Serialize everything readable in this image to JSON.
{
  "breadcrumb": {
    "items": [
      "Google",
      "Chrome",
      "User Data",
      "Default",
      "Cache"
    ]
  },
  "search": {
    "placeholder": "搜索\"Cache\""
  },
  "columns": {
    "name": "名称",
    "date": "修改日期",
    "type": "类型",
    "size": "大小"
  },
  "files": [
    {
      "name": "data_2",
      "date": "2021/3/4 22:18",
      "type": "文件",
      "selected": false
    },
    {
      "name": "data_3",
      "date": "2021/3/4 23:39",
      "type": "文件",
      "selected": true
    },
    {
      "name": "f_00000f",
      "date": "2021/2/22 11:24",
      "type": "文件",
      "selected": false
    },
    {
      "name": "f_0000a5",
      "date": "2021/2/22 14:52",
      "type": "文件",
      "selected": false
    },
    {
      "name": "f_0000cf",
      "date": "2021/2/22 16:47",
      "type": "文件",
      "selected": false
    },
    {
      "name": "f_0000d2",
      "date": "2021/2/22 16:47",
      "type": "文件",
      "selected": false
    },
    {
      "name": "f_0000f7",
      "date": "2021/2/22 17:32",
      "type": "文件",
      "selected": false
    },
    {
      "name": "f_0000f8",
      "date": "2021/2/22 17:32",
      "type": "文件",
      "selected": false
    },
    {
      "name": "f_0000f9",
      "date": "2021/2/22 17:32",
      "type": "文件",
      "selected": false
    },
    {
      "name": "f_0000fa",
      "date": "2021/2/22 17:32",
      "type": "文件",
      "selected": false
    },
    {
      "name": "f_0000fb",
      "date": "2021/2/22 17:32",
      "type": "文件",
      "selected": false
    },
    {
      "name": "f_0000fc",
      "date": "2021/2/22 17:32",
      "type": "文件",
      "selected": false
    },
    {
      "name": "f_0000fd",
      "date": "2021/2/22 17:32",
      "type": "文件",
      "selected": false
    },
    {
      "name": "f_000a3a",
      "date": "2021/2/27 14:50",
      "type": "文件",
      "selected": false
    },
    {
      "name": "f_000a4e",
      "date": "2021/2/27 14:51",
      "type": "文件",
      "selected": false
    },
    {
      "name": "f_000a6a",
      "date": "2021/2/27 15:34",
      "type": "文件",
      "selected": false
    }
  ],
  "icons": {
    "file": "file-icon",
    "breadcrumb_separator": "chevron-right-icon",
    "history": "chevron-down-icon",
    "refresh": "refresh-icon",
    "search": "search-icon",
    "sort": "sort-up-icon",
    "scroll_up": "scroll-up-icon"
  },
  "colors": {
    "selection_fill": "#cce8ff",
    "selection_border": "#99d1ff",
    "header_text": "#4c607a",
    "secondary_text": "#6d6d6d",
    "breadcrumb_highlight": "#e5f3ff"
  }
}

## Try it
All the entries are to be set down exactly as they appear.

## Answer for the task
Serialize everything readable in this image to JSON.
{
  "breadcrumb": {
    "items": [
      "Google",
      "Chrome",
      "User Data",
      "Default",
      "Cache"
    ]
  },
  "search": {
    "placeholder": "搜索\"Cache\""
  },
  "columns": {
    "name": "名称",
    "date": "修改日期",
    "type": "类型",
    "size": "大小"
  },
  "files": [
    {
      "name": "data_2",
      "date": "2021/3/4 22:18",
      "type": "文件",
      "selected": false
    },
    {
      "name": "data_3",
      "date": "2021/3/4 23:39",
      "type": "文件",
      "selected": true
    },
    {
      "name": "f_00000f",
      "date": "2021/2/22 11:24",
      "type": "文件",
      "selected": false
    },
    {
      "name": "f_0000a5",
      "date": "2021/2/22 14:52",
      "type": "文件",
      "selected": false
    },
    {
      "name": "f_0000cf",
      "date": "2021/2/22 16:47",
      "type": "文件",
      "selected": false
    },
    {
      "name": "f_0000d2",
      "date": "2021/2/22 16:47",
      "type": "文件",
      "selected": false
    },
    {
      "name": "f_0000f7",
      "date": "2021/2/22 17:32",
      "type": "文件",
      "selected": false
    },
    {
      "name": "f_0000f8",
      "date": "2021/2/22 17:32",
      "type": "文件",
      "selected": false
    },
    {
      "name": "f_0000f9",
      "date": "2021/2/22 17:32",
      "type": "文件",
      "selected": false
    },
    {
      "name": "f_0000fa",
      "date": "2021/2/22 17:32",
      "type": "文件",
      "selected": false
    },
    {
      "name": "f_0000fb",
      "date": "2021/2/22 17:32",
      "type": "文件",
      "selected": false
    },
    {
      "name": "f_0000fc",
      "date": "2021/2/22 17:32",
      "type": "文件",
      "selected": false
    },
    {
      "name": "f_0000fd",
      "date": "2021/2/22 17:32",
      "type": "文件",
      "selected": false
    },
    {
      "name": "f_000a3a",
      "date": "2021/2/27 14:50",
      "type": "文件",
      "selected": false
    },
    {
      "name": "f_000a4e",
      "date": "2021/2/27 14:51",
      "type": "文件",
      "selected": false
    },
    {
      "name": "f_000a6a",
      "date": "2021/2/27 15:34",
      "type": "文件",
      "selected": false
    }
  ],
  "icons": {
    "file": "file-icon",
    "breadcrumb_separator": "chevron-right-icon",
    "history": "chevron-down-icon",
    "refresh": "refresh-icon",
    "search": "search-icon",
    "sort": "sort-up-icon",
    "scroll_up": "scroll-up-icon"
  },
  "colors": {
    "selection_fill": "#cce8ff",
    "selection_border": "#99d1ff",
    "header_text": "#4c607a",
    "secondary_text": "#6d6d6d",
    "breadcrumb_highlight": "#e5f3ff"
  }
}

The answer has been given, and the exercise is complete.